● TASK STATEMENT: Your output must be a faithful copy of the listing underneath.

● EXCERPTED DATA:
= Beginning of Section =

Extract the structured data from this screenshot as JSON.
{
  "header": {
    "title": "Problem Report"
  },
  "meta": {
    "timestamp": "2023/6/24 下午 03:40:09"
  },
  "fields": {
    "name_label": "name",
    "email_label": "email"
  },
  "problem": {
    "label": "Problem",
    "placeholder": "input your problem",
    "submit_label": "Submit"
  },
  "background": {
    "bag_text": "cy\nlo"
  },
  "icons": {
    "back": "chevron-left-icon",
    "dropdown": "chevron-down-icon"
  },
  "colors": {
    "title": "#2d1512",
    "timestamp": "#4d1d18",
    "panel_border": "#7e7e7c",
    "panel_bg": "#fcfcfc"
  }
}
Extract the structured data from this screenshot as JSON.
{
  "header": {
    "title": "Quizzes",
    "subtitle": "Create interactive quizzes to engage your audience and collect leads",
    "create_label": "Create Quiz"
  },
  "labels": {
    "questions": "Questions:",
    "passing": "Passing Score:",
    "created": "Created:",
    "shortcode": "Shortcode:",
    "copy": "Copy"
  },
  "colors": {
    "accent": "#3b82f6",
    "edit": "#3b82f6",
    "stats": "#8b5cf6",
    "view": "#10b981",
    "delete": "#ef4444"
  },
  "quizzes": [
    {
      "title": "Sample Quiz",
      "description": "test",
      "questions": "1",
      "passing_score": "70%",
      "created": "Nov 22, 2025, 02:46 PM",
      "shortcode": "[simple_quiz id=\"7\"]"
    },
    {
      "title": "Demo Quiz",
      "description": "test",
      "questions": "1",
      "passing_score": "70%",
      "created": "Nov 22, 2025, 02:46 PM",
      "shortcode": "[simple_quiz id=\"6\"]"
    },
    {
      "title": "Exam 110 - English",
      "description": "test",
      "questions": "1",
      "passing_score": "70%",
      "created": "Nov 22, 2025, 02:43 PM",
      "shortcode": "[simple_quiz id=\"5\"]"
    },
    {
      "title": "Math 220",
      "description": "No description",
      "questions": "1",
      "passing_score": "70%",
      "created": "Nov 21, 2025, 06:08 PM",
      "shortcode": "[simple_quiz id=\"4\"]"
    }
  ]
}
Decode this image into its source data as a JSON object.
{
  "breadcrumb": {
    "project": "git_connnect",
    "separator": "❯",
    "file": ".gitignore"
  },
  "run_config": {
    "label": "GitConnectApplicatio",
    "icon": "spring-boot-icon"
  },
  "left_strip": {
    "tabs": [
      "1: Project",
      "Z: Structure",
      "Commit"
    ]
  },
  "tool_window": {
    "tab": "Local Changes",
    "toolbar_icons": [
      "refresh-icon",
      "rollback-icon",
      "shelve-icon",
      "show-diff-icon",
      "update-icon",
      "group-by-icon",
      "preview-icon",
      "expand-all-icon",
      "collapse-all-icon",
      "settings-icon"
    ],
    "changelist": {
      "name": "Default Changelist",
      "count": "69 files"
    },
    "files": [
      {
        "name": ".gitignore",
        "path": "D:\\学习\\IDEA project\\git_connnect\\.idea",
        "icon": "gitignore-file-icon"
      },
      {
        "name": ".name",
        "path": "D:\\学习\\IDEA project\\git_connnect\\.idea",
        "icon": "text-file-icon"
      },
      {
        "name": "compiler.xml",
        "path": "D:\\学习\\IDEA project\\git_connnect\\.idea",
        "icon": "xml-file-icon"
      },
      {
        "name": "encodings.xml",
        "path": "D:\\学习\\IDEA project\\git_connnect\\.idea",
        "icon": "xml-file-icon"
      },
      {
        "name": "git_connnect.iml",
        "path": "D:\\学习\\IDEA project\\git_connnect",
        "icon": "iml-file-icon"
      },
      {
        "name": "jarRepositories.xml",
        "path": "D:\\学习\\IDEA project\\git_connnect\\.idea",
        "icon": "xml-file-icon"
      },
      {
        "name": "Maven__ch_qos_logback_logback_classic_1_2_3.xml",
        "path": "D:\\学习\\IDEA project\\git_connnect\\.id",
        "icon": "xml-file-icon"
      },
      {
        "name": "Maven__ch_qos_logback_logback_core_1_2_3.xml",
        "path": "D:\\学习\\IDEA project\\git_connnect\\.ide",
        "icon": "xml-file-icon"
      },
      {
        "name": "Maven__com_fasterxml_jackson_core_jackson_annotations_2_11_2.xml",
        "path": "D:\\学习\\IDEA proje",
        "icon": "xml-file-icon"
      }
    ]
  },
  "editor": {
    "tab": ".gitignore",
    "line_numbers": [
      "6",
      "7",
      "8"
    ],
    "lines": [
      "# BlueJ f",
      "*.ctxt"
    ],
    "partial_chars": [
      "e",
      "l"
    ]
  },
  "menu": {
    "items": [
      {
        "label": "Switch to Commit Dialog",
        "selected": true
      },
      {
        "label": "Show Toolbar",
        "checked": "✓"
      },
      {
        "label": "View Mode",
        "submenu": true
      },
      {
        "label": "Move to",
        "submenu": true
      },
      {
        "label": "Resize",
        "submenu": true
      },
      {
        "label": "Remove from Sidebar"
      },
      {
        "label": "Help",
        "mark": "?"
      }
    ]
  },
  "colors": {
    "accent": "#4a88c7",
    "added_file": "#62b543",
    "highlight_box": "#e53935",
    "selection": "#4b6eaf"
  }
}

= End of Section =

● TASK ANSWER:
Extract the structured data from this screenshot as JSON.
{
  "header": {
    "title": "Problem Report"
  },
  "meta": {
    "timestamp": "2023/6/24 下午 03:40:09"
  },
  "fields": {
    "name_label": "name",
    "email_label": "email"
  },
  "problem": {
    "label": "Problem",
    "placeholder": "input your problem",
    "submit_label": "Submit"
  },
  "background": {
    "bag_text": "cy\nlo"
  },
  "icons": {
    "back": "chevron-left-icon",
    "dropdown": "chevron-down-icon"
  },
  "colors": {
    "title": "#2d1512",
    "timestamp": "#4d1d18",
    "panel_border": "#7e7e7c",
    "panel_bg": "#fcfcfc"
  }
}
Extract the structured data from this screenshot as JSON.
{
  "header": {
    "title": "Quizzes",
    "subtitle": "Create interactive quizzes to engage your audience and collect leads",
    "create_label": "Create Quiz"
  },
  "labels": {
    "questions": "Questions:",
    "passing": "Passing Score:",
    "created": "Created:",
    "shortcode": "Shortcode:",
    "copy": "Copy"
  },
  "colors": {
    "accent": "#3b82f6",
    "edit": "#3b82f6",
    "stats": "#8b5cf6",
    "view": "#10b981",
    "delete": "#ef4444"
  },
  "quizzes": [
    {
      "title": "Sample Quiz",
      "description": "test",
      "questions": "1",
      "passing_score": "70%",
      "created": "Nov 22, 2025, 02:46 PM",
      "shortcode": "[simple_quiz id=\"7\"]"
    },
    {
      "title": "Demo Quiz",
      "description": "test",
      "questions": "1",
      "passing_score": "70%",
      "created": "Nov 22, 2025, 02:46 PM",
      "shortcode": "[simple_quiz id=\"6\"]"
    },
    {
      "title": "Exam 110 - English",
      "description": "test",
      "questions": "1",
      "passing_score": "70%",
      "created": "Nov 22, 2025, 02:43 PM",
      "shortcode": "[simple_quiz id=\"5\"]"
    },
    {
      "title": "Math 220",
      "description": "No description",
      "questions": "1",
      "passing_score": "70%",
      "created": "Nov 21, 2025, 06:08 PM",
      "shortcode": "[simple_quiz id=\"4\"]"
    }
  ]
}
Decode this image into its source data as a JSON object.
{
  "breadcrumb": {
    "project": "git_connnect",
    "separator": "❯",
    "file": ".gitignore"
  },
  "run_config": {
    "label": "GitConnectApplicatio",
    "icon": "spring-boot-icon"
  },
  "left_strip": {
    "tabs": [
      "1: Project",
      "Z: Structure",
      "Commit"
    ]
  },
  "tool_window": {
    "tab": "Local Changes",
    "toolbar_icons": [
      "refresh-icon",
      "rollback-icon",
      "shelve-icon",
      "show-diff-icon",
      "update-icon",
      "group-by-icon",
      "preview-icon",
      "expand-all-icon",
      "collapse-all-icon",
      "settings-icon"
    ],
    "changelist": {
      "name": "Default Changelist",
      "count": "69 files"
    },
    "files": [
      {
        "name": ".gitignore",
        "path": "D:\\学习\\IDEA project\\git_connnect\\.idea",
        "icon": "gitignore-file-icon"
      },
      {
        "name": ".name",
        "path": "D:\\学习\\IDEA project\\git_connnect\\.idea",
        "icon": "text-file-icon"
      },
      {
        "name": "compiler.xml",
        "path": "D:\\学习\\IDEA project\\git_connnect\\.idea",
        "icon": "xml-file-icon"
      },
      {
        "name": "encodings.xml",
        "path": "D:\\学习\\IDEA project\\git_connnect\\.idea",
        "icon": "xml-file-icon"
      },
      {
        "name": "git_connnect.iml",
        "path": "D:\\学习\\IDEA project\\git_connnect",
        "icon": "iml-file-icon"
      },
      {
        "name": "jarRepositories.xml",
        "path": "D:\\学习\\IDEA project\\git_connnect\\.idea",
        "icon": "xml-file-icon"
      },
      {
        "name": "Maven__ch_qos_logback_logback_classic_1_2_3.xml",
        "path": "D:\\学习\\IDEA project\\git_connnect\\.id",
        "icon": "xml-file-icon"
      },
      {
        "name": "Maven__ch_qos_logback_logback_core_1_2_3.xml",
        "path": "D:\\学习\\IDEA project\\git_connnect\\.ide",
        "icon": "xml-file-icon"
      },
      {
        "name": "Maven__com_fasterxml_jackson_core_jackson_annotations_2_11_2.xml",
        "path": "D:\\学习\\IDEA proje",
        "icon": "xml-file-icon"
      }
    ]
  },
  "editor": {
    "tab": ".gitignore",
    "line_numbers": [
      "6",
      "7",
      "8"
    ],
    "lines": [
      "# BlueJ f",
      "*.ctxt"
    ],
    "partial_chars": [
      "e",
      "l"
    ]
  },
  "menu": {
    "items": [
      {
        "label": "Switch to Commit Dialog",
        "selected": true
      },
      {
        "label": "Show Toolbar",
        "checked": "✓"
      },
      {
        "label": "View Mode",
        "submenu": true
      },
      {
        "label": "Move to",
        "submenu": true
      },
      {
        "label": "Resize",
        "submenu": true
      },
      {
        "label": "Remove from Sidebar"
      },
      {
        "label": "Help",
        "mark": "?"
      }
    ]
  },
  "colors": {
    "accent": "#4a88c7",
    "added_file": "#62b543",
    "highlight_box": "#e53935",
    "selection": "#4b6eaf"
  }
}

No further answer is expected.